_Element data from apps and pages:_
* * * *

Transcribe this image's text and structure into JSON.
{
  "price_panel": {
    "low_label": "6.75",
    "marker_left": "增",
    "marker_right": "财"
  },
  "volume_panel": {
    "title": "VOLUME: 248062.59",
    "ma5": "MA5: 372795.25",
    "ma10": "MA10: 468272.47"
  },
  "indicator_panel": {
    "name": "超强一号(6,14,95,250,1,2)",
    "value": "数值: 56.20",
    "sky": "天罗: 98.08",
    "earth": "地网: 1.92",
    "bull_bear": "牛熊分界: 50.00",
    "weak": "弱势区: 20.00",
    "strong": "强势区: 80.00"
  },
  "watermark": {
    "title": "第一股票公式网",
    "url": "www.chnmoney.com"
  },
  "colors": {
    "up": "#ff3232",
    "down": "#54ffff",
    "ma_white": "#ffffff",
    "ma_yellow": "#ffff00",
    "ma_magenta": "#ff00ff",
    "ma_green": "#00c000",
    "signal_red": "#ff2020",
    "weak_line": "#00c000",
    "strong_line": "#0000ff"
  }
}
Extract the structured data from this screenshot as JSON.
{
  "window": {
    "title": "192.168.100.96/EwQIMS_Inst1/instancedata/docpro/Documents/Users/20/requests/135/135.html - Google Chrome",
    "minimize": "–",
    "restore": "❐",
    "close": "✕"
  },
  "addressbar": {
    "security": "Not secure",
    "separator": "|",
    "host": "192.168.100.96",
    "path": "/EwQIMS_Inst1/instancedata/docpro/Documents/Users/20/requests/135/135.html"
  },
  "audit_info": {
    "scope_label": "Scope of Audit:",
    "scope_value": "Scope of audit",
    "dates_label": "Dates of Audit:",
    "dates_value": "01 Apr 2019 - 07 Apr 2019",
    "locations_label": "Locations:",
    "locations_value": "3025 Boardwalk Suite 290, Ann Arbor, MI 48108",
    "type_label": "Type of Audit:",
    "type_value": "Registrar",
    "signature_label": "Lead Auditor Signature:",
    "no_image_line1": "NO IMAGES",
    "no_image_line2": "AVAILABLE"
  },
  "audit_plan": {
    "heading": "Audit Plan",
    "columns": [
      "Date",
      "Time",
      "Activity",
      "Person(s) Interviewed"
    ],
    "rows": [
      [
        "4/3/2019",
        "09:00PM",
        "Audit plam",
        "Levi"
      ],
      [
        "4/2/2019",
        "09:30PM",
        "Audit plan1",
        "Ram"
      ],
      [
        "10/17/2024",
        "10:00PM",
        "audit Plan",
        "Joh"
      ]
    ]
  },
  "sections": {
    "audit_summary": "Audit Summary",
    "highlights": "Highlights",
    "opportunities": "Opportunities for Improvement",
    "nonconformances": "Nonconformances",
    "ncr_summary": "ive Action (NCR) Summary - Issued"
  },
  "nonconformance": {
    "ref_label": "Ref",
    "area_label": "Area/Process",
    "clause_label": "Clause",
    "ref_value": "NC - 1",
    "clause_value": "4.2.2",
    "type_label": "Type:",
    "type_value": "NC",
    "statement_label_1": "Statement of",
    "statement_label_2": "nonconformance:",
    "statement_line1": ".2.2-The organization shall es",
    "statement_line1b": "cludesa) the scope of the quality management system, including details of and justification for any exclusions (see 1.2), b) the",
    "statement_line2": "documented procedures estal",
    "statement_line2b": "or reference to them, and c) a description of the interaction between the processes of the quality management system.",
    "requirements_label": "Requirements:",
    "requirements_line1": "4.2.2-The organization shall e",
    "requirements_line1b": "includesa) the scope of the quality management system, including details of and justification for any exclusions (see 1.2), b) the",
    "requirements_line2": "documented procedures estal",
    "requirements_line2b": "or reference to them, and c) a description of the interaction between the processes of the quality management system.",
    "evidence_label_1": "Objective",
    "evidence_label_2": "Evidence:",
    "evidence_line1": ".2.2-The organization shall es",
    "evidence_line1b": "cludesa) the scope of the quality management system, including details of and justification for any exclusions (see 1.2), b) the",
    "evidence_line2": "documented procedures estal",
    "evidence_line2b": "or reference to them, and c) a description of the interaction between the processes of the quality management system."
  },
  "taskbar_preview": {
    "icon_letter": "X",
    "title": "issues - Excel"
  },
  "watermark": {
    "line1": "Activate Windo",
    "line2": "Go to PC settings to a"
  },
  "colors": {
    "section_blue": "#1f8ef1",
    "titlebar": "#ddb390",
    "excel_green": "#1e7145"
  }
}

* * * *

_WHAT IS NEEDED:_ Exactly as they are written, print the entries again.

_OUTPUT FOR THIS EXERCISE:_
Transcribe this image's text and structure into JSON.
{
  "price_panel": {
    "low_label": "6.75",
    "marker_left": "增",
    "marker_right": "财"
  },
  "volume_panel": {
    "title": "VOLUME: 248062.59",
    "ma5": "MA5: 372795.25",
    "ma10": "MA10: 468272.47"
  },
  "indicator_panel": {
    "name": "超强一号(6,14,95,250,1,2)",
    "value": "数值: 56.20",
    "sky": "天罗: 98.08",
    "earth": "地网: 1.92",
    "bull_bear": "牛熊分界: 50.00",
    "weak": "弱势区: 20.00",
    "strong": "强势区: 80.00"
  },
  "watermark": {
    "title": "第一股票公式网",
    "url": "www.chnmoney.com"
  },
  "colors": {
    "up": "#ff3232",
    "down": "#54ffff",
    "ma_white": "#ffffff",
    "ma_yellow": "#ffff00",
    "ma_magenta": "#ff00ff",
    "ma_green": "#00c000",
    "signal_red": "#ff2020",
    "weak_line": "#00c000",
    "strong_line": "#0000ff"
  }
}
Extract the structured data from this screenshot as JSON.
{
  "window": {
    "title": "192.168.100.96/EwQIMS_Inst1/instancedata/docpro/Documents/Users/20/requests/135/135.html - Google Chrome",
    "minimize": "–",
    "restore": "❐",
    "close": "✕"
  },
  "addressbar": {
    "security": "Not secure",
    "separator": "|",
    "host": "192.168.100.96",
    "path": "/EwQIMS_Inst1/instancedata/docpro/Documents/Users/20/requests/135/135.html"
  },
  "audit_info": {
    "scope_label": "Scope of Audit:",
    "scope_value": "Scope of audit",
    "dates_label": "Dates of Audit:",
    "dates_value": "01 Apr 2019 - 07 Apr 2019",
    "locations_label": "Locations:",
    "locations_value": "3025 Boardwalk Suite 290, Ann Arbor, MI 48108",
    "type_label": "Type of Audit:",
    "type_value": "Registrar",
    "signature_label": "Lead Auditor Signature:",
    "no_image_line1": "NO IMAGES",
    "no_image_line2": "AVAILABLE"
  },
  "audit_plan": {
    "heading": "Audit Plan",
    "columns": [
      "Date",
      "Time",
      "Activity",
      "Person(s) Interviewed"
    ],
    "rows": [
      [
        "4/3/2019",
        "09:00PM",
        "Audit plam",
        "Levi"
      ],
      [
        "4/2/2019",
        "09:30PM",
        "Audit plan1",
        "Ram"
      ],
      [
        "10/17/2024",
        "10:00PM",
        "audit Plan",
        "Joh"
      ]
    ]
  },
  "sections": {
    "audit_summary": "Audit Summary",
    "highlights": "Highlights",
    "opportunities": "Opportunities for Improvement",
    "nonconformances": "Nonconformances",
    "ncr_summary": "ive Action (NCR) Summary - Issued"
  },
  "nonconformance": {
    "ref_label": "Ref",
    "area_label": "Area/Process",
    "clause_label": "Clause",
    "ref_value": "NC - 1",
    "clause_value": "4.2.2",
    "type_label": "Type:",
    "type_value": "NC",
    "statement_label_1": "Statement of",
    "statement_label_2": "nonconformance:",
    "statement_line1": ".2.2-The organization shall es",
    "statement_line1b": "cludesa) the scope of the quality management system, including details of and justification for any exclusions (see 1.2), b) the",
    "statement_line2": "documented procedures estal",
    "statement_line2b": "or reference to them, and c) a description of the interaction between the processes of the quality management system.",
    "requirements_label": "Requirements:",
    "requirements_line1": "4.2.2-The organization shall e",
    "requirements_line1b": "includesa) the scope of the quality management system, including details of and justification for any exclusions (see 1.2), b) the",
    "requirements_line2": "documented procedures estal",
    "requirements_line2b": "or reference to them, and c) a description of the interaction between the processes of the quality management system.",
    "evidence_label_1": "Objective",
    "evidence_label_2": "Evidence:",
    "evidence_line1": ".2.2-The organization shall es",
    "evidence_line1b": "cludesa) the scope of the quality management system, including details of and justification for any exclusions (see 1.2), b) the",
    "evidence_line2": "documented procedures estal",
    "evidence_line2b": "or reference to them, and c) a description of the interaction between the processes of the quality management system."
  },
  "taskbar_preview": {
    "icon_letter": "X",
    "title": "issues - Excel"
  },
  "watermark": {
    "line1": "Activate Windo",
    "line2": "Go to PC settings to a"
  },
  "colors": {
    "section_blue": "#1f8ef1",
    "titlebar": "#ddb390",
    "excel_green": "#1e7145"
  }
}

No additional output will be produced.